Which makes me wonder what new evidence they have against him, or if his lawyer got a sweet plea deal allowing him to walk with no further punishment (and not on the sex offender registry) if he pleads guilty.
Casillo told police she feared for her and her daughter’s safety when she acted that fateful day. A demonstrator outside the courtroom disputed Casillo’s assertions that she panicked and hit the gas because the crowd of protesters was “aggressive.”
She was protecting her 29-year-old daughter, which is why she decided to drive into the protesters?
The Trevor Project’s 2023 U.S. National Survey on the Mental Health of LGBTQ Young People amplifies the experiences of more than 28,000 LGBTQ young people ages 13 to 24 across the United States. This survey gives a voice to LGBTQ young people — at a time when their existence is unfairly at the center of national political debates and state legislatures have introduced and implemented a record number of anti-LGBTQ policies.
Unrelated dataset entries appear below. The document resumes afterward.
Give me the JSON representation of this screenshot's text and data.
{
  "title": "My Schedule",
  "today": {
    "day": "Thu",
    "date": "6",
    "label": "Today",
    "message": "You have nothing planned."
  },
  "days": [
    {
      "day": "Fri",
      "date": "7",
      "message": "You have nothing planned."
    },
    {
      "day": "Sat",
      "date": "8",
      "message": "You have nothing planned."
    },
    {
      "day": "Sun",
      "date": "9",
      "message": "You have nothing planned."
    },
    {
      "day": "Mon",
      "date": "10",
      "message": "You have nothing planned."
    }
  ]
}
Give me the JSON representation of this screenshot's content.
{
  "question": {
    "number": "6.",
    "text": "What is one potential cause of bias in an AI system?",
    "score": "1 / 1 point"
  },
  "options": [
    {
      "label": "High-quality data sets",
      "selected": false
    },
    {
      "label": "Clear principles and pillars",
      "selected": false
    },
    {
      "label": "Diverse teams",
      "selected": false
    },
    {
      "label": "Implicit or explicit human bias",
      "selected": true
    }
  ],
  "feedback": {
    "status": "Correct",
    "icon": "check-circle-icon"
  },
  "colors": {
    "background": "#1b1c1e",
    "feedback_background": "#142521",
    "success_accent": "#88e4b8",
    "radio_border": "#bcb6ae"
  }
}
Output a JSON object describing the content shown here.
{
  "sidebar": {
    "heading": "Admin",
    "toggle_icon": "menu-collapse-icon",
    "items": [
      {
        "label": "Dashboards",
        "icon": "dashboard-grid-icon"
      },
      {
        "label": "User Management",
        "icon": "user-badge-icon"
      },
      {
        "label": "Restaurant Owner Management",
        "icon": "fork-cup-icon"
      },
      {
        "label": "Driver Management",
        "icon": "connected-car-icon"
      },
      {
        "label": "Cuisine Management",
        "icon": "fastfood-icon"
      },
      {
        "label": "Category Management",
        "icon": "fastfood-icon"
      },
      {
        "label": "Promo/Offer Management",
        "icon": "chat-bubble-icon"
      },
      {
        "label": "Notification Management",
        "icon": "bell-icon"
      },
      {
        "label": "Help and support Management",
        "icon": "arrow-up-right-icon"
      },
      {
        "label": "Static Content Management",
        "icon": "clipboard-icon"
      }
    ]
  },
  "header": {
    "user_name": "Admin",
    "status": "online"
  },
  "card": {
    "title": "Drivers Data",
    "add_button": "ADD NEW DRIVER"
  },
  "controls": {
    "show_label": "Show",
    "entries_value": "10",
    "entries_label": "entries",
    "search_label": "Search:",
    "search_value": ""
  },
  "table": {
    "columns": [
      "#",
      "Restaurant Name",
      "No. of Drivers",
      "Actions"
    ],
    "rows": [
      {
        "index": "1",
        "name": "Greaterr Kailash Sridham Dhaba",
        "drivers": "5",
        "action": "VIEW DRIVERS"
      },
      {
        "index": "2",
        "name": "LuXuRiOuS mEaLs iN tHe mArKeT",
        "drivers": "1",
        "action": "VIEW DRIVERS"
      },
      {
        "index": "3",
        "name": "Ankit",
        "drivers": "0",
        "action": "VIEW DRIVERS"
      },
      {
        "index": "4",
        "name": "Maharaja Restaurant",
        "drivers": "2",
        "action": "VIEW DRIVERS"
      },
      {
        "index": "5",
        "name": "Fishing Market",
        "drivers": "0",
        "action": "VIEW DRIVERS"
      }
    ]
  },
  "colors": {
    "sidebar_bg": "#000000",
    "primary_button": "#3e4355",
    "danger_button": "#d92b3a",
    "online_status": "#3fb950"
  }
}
For the fifth consecutive year, these data underscore that anti-LGBTQ victimization contributes to the higher rates of suicide risk reported by LGBTQ young people and that most who want mental health care are unable to get it.
Last year BMW took ample heat for its plans to turn heated seats into a costly $18 per month subscription in numerous countries. As we noted at the time, BMW is already including the hardware in new cars and adjusting the sale price accordingly. So it’s effectively charging users a new, recurring fee to enable technology that already exists in the car and consumers already paid for.
The move portends a rather idiotic and expensive future for consumers that’s arriving faster than you’d think. Consumers unsurprisingly aren’t too keen on paying an added subscription for tech that already exists in the car and was already factored into the retail price, but the lure of consistent additional revenue they can nudge ever skyward pleases automakers and Wall Street alike.
Mercedes-Benz electric vehicle owners in North America who want a little more power and speed can now buy 60 horsepower for just $60 a month or, on other models, 80 horsepower for $90 a month.
They won’t have to visit a Mercedes dealer to get the upgrade either, or even leave their own driveway. The added power, which will provide a nearly one second decrease in zero-to-60 acceleration, will be available through an over-the-air software patch.
But with so many companies making tinkering with technology you own a warranty violation, I’d expect we’ll see increasing collisions between the hacker, modding, and right to repair communities and automakers who’ve been working overtime trying to scuttle popular right to repair legislation.
This is all going to get very dumb very quickly, giving Cory Doctorow entirely new nightmares to write about in very short order.